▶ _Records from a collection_
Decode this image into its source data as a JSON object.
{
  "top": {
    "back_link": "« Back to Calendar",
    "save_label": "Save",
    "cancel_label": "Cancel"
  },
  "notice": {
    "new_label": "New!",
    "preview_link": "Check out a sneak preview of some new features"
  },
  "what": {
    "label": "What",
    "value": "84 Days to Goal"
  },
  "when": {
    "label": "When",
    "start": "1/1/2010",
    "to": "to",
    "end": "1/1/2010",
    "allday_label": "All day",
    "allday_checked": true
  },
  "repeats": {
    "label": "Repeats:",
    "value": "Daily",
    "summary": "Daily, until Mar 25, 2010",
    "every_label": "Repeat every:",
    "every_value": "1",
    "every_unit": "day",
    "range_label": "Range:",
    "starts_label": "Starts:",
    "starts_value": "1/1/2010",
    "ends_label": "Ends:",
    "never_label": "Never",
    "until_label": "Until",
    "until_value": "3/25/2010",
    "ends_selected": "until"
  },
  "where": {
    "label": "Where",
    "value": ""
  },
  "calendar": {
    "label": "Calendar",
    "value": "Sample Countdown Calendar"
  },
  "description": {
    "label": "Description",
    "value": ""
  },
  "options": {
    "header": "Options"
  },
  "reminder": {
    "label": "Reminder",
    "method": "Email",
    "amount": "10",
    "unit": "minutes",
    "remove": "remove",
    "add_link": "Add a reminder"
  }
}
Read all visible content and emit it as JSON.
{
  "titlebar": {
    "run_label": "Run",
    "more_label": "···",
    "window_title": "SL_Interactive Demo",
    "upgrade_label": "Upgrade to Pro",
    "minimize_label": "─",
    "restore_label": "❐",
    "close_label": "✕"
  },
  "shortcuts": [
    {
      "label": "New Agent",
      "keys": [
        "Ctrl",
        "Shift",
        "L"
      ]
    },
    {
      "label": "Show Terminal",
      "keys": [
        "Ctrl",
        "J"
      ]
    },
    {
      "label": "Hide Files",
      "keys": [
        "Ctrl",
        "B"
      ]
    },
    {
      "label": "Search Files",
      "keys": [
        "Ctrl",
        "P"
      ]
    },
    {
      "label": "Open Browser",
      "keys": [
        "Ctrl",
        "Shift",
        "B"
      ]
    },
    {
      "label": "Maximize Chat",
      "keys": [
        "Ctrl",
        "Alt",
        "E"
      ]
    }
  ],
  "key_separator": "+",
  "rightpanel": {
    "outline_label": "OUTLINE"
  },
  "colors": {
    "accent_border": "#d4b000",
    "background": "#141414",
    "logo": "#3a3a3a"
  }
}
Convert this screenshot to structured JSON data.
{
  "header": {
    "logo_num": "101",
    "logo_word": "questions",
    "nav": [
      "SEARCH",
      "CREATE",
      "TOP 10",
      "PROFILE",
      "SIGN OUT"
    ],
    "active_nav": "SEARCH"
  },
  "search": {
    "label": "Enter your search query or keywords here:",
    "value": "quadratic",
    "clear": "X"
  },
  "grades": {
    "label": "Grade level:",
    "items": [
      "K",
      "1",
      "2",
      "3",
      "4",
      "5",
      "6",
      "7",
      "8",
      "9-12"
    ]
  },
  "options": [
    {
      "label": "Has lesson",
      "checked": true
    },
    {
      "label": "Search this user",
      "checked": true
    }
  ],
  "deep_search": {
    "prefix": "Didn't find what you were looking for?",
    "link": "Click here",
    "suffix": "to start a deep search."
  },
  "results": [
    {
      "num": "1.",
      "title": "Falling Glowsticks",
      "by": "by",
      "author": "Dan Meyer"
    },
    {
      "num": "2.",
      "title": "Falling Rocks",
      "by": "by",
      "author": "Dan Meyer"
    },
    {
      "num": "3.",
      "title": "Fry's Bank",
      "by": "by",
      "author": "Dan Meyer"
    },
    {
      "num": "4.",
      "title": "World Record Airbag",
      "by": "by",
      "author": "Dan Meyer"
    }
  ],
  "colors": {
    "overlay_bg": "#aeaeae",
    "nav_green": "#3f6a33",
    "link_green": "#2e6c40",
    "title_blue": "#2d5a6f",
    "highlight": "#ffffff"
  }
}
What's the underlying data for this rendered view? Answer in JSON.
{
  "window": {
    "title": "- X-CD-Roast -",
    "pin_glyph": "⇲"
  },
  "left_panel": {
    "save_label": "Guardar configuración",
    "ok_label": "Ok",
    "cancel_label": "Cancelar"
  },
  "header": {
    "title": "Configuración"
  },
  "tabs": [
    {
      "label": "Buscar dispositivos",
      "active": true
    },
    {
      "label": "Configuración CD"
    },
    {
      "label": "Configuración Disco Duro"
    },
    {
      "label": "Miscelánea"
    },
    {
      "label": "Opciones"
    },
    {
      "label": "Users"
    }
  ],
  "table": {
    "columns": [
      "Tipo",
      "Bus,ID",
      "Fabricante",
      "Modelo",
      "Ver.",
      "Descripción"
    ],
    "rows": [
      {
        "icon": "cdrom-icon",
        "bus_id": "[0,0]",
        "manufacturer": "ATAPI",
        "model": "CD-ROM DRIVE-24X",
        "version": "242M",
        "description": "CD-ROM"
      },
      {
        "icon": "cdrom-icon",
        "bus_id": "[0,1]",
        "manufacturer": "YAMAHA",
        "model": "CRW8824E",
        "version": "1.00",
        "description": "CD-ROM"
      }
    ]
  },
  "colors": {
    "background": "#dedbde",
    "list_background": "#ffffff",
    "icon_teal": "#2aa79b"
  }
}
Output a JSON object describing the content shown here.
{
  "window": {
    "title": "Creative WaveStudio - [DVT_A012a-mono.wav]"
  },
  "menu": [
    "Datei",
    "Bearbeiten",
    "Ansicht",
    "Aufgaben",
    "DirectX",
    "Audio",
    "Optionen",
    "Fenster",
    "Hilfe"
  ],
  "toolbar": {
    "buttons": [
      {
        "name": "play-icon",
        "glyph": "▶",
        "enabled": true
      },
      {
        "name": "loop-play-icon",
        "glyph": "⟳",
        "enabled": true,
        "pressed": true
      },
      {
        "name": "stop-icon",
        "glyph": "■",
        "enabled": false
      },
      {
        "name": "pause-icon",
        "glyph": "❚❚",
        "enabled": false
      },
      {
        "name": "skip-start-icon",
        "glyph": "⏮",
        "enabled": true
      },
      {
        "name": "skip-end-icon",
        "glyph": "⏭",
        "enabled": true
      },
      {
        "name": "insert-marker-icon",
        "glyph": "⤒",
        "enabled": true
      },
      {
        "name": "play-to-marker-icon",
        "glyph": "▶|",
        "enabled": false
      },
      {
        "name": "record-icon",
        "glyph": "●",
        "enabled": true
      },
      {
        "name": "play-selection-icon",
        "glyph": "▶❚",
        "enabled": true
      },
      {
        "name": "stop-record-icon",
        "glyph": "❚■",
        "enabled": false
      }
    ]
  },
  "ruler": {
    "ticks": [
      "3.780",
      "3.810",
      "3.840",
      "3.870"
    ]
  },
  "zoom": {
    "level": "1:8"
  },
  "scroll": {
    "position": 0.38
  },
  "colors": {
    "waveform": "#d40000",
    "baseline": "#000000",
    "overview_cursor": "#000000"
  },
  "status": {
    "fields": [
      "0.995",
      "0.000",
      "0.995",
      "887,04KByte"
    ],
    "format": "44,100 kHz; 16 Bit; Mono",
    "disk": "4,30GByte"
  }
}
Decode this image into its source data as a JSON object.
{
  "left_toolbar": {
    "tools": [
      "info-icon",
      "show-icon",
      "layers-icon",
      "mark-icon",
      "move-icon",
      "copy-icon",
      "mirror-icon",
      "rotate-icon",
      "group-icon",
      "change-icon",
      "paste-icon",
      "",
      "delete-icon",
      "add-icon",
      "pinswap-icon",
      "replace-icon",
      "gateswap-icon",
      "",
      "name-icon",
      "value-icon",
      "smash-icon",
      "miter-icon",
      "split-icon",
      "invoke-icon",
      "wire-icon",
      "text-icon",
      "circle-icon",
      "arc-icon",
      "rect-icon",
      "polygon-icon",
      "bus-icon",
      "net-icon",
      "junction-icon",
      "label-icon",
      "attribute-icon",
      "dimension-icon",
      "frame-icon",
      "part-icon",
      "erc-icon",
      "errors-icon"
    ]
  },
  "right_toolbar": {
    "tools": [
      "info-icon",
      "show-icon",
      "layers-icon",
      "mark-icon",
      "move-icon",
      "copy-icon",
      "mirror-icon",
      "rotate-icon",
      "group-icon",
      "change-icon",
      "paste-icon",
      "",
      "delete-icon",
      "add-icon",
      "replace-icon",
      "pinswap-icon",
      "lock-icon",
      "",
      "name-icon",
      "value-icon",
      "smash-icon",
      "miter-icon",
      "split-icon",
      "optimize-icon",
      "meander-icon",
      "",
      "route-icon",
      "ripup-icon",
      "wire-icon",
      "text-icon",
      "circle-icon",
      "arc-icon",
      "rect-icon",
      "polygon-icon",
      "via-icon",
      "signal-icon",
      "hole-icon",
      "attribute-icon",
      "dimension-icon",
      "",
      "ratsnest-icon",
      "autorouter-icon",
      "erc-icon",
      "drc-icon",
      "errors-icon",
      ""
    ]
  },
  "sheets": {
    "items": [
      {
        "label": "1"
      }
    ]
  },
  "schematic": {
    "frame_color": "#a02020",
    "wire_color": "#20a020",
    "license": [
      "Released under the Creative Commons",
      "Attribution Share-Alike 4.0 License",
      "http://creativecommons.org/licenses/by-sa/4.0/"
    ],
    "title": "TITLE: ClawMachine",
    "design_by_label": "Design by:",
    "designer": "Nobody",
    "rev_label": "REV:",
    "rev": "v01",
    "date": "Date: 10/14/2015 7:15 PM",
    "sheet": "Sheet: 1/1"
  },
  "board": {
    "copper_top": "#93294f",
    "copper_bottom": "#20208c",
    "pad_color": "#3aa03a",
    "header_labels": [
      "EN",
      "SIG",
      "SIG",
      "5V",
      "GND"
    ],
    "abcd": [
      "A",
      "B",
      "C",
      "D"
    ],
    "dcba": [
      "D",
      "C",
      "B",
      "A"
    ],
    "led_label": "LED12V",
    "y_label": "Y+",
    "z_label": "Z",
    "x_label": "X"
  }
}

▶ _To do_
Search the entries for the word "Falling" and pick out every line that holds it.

▶ _Written response_
      "title": "Falling Glowsticks",
      "title": "Falling Rocks",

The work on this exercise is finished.